How do you decide whether a minister should resign or not over a government bungle?
Should they resign when their department stuffs up or only when they personally stuff up?
On the day the Ruby Princess docked in Sydney NSW Health Minister Brad Hazzard almost casually remarked at a COVID-19 briefing that the ship had docked and passengers disembarked.
This was an extraordinary, bizarre statement.
You didn’t have to be an expert to wonder about this, since the Australian Government had already announced a ban on cruise ship visits.
Last Monday Hazzard joined his Premier Gladys Berejiklian in a grovelling apology for the Ruby Princess debacle, which led to many deaths and pandemic outbreaks across the nation.
Like many people, including the PM, I was appalled at the spectacle of a lowly NSW health official sobbing her way through testimony to the Ruby Princess inquiry after her government threw her under a bus and let her cop it for their bungles.
Despite the grovelling apologies no one has resigned. Hazzard is still the minister.
Victorian Premier Dan Andrews and his health minister Jenny Mikakos continue to breeze their way through questioning over the hotel quarantine fiasco in Melbourne, where untrained and lazy security guards mismanaged the quarantining, while the Government knocked back several offers of military support.
Even after the inquiry judge ruled that they could answer these questions and not prejudice the inquiry, they continued to obfuscate.
Is there no accountability in Australian politics?
There are a couple of useful political science ways to measure competence.
Individual ministerial responsibility is a British convention we inherited which states that a minister must take responsibility for the actions of their departments and resign if there is corruption or incompetence.
Collective Ministerial Responsibility states that once Cabinet has agreed on a policy all ministers must support it publicly or resign.
The website Australianpolitics.com shows that since 1901 there have been 97 federal ministerial resignations or dismissals under the two conventions.
Only a third related to personal actions such as conflict of interest or being caught out abusing entitlements etc.
Most, in fact almost two-thirds, related to policy disagreements.
While the conventions are useful measures, the best measurement is the pub test.
Former House of Representatives Speaker Bronwyn Bishop infuriated Australians when she used her “entitlements” to fly by helicopter from Melbourne to an engagement in Geelong, about an hour away by limousine.
She toughed it out, arguing that the trip was within the guidelines, but eventually resigned after the trip turned into a national scandal.
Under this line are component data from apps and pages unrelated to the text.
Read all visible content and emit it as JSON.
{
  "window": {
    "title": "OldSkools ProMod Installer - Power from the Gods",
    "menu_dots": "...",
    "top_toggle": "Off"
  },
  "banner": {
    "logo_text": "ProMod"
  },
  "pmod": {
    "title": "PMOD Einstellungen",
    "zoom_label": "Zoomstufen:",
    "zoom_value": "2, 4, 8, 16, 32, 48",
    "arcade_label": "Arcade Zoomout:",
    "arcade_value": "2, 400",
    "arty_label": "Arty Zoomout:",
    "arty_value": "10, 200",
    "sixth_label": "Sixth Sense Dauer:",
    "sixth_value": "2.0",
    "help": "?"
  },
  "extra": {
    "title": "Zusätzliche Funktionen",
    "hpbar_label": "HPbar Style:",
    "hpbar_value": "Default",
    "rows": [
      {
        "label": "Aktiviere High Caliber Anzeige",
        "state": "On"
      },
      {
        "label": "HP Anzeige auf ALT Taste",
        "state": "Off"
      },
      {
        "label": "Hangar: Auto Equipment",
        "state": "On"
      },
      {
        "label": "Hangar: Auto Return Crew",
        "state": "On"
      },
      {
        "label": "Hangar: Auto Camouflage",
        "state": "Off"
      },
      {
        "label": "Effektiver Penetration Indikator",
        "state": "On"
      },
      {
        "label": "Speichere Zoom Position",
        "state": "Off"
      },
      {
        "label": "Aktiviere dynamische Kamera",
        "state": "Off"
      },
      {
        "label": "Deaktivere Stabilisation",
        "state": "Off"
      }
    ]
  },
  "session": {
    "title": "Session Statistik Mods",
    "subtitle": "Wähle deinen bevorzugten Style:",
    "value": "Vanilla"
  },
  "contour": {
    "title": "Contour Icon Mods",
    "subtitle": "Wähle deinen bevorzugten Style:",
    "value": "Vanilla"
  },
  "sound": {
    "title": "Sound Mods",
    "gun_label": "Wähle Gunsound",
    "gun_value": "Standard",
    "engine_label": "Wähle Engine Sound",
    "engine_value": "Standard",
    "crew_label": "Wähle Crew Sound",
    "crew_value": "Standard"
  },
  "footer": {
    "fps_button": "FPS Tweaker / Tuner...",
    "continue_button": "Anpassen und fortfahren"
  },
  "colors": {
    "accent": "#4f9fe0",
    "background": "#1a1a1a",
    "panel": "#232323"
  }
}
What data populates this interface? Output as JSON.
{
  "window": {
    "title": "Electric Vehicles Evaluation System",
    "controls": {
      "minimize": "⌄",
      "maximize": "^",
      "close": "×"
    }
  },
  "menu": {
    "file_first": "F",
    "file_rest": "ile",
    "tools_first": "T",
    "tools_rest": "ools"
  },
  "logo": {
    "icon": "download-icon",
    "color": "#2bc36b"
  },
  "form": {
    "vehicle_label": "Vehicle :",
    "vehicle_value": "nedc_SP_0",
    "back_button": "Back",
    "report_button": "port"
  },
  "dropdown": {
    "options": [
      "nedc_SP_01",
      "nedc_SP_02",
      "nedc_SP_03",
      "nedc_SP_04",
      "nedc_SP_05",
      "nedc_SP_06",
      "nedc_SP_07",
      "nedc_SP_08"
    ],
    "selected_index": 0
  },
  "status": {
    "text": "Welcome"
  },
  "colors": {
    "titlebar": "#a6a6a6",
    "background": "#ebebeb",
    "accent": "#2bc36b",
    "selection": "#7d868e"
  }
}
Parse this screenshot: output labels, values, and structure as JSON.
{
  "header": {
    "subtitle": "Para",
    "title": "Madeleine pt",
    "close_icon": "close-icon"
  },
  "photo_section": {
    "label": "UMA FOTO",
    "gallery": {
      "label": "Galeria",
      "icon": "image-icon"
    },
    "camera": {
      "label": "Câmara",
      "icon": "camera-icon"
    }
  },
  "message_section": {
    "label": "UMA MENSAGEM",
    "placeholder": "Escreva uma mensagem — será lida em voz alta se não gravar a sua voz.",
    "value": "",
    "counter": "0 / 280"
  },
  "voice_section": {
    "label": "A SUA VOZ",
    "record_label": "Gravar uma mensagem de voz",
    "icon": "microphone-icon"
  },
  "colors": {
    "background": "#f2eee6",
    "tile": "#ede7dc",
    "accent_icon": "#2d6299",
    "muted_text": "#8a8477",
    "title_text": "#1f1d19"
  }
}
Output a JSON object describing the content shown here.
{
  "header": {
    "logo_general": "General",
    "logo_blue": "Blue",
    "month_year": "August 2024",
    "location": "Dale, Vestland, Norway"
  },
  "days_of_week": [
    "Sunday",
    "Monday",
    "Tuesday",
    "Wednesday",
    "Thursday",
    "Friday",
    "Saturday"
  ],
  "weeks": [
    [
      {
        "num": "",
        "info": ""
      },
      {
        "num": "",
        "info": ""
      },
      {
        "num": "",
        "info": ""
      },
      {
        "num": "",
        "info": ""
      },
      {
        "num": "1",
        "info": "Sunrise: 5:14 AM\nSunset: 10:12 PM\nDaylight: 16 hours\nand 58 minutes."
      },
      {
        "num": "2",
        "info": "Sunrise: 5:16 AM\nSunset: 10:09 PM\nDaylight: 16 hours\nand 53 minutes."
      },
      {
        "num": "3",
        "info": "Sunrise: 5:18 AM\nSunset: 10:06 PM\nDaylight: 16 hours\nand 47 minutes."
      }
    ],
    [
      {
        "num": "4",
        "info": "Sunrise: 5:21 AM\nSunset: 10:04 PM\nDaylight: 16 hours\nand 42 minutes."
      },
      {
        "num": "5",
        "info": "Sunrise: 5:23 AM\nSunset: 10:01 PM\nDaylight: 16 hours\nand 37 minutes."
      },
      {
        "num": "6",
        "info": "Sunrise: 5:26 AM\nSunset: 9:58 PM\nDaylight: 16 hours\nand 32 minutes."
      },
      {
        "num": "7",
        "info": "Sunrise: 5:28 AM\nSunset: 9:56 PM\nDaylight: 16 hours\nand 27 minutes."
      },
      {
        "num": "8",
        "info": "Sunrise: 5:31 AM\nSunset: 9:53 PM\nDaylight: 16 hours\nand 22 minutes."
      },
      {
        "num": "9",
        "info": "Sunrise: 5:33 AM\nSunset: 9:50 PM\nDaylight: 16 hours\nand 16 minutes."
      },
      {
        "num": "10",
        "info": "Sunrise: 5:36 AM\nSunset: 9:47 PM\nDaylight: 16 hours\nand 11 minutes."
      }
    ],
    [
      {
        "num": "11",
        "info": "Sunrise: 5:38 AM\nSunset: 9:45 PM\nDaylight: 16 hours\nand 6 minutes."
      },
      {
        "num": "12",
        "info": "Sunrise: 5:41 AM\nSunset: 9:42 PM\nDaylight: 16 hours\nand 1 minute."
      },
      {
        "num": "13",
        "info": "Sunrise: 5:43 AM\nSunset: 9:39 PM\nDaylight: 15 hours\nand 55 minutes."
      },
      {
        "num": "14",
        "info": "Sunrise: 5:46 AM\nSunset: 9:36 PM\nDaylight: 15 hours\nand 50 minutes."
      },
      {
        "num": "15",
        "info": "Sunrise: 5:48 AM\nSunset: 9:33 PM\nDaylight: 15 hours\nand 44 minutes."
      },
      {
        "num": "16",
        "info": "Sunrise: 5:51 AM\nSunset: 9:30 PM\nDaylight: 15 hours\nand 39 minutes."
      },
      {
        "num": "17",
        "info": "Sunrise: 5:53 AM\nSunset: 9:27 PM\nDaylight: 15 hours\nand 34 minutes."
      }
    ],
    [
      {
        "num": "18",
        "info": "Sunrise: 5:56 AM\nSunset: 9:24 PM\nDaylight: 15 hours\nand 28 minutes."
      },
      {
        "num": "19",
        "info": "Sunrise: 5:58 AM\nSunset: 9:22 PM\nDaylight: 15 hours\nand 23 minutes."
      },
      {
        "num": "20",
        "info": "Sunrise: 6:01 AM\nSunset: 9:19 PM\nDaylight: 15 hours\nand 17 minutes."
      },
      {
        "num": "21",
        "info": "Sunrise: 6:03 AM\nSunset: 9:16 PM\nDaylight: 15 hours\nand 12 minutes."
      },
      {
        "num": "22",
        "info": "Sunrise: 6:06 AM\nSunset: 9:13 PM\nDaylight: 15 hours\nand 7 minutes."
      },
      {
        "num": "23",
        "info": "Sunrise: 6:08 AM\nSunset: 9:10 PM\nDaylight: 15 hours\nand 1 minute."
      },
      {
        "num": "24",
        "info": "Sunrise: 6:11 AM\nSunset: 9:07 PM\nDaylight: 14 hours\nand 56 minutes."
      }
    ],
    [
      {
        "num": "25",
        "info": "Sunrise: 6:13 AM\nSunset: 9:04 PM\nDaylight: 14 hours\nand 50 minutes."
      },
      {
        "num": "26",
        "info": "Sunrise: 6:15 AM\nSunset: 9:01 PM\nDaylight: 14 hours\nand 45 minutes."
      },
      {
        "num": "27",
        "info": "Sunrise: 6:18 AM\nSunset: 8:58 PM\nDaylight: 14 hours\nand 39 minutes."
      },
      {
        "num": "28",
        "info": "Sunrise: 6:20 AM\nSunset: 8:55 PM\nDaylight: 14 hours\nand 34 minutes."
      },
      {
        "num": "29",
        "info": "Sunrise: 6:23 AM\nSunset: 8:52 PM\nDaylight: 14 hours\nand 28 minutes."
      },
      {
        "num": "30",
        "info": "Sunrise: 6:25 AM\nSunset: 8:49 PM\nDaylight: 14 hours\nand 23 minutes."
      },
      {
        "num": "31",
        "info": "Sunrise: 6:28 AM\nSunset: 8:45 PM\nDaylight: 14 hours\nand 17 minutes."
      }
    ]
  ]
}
It might have been within parliamentary guidelines but not within ours.
Midnight Oil front man and former Rudd Government minister Peter Garrett was hounded over the home insulation scandal, where young installers died from dodgy work. Garrett didn’t resign but the PM moved him out of the portfolio.
Human Services Minister Stuart Robert resigned in 2016 over a conflict of interest, but was promoted again after the last election.
He has since presided over the Robodebt scandal. He’s still there.
The unflappable former state health minister Michael Ferguson held his nerve despite persistent Opposition and industry criticism over the troubled health portfolio.
He joined Lara Giddings and Michelle O’Byrne as three health ministers who have not resigned over the underfunded and chaotic portfolio.
Politicians argue ministers can’t expect to be across every action under their responsibility, and in some cases a bungle certainly doesn’t seem to warrant a resignation.
But I say we pay them big bucks to take responsibility. Senior bank executives dropped like flies over the findings of the banking royal commission. You won’t see that in our Parliaments.
The bar is set sky high for Parliament. We expect nothing less than full accountability from our ministers, and if they think that’s too harsh, they could well start managing their departments so that the bungles are at least minimised.
As a junior political reporter I attended a press conference where the minister Andrew Lohrey appeared to be contradicting Government policy.
So, I summoned the courage to ask if he was in breach of ministerial responsibility by what he just said.
“Come again?” he asked.
On our way back to the office we wondered if he would get into trouble for what he said. Three hours later he was gone.
We were stunned that ministerial life could be so tenuous, but that’s what the convention is there for.
Governments rely on poor voter memory and the 24-hour news cycle to keep the wolves from the door of Cabinet, but often ministers are forced to resign if a controversy starts hurting the Government.
I’ve worked in a ministerial office, enough to appreciate what a minefield it can be, especially with ministers who have a big workload.
I still think the bar is set sky high for good reason. It’s our money. Our hard-earned taxes.
- Barry Prismall is a former The Examiner deputy editor and Liberal adviser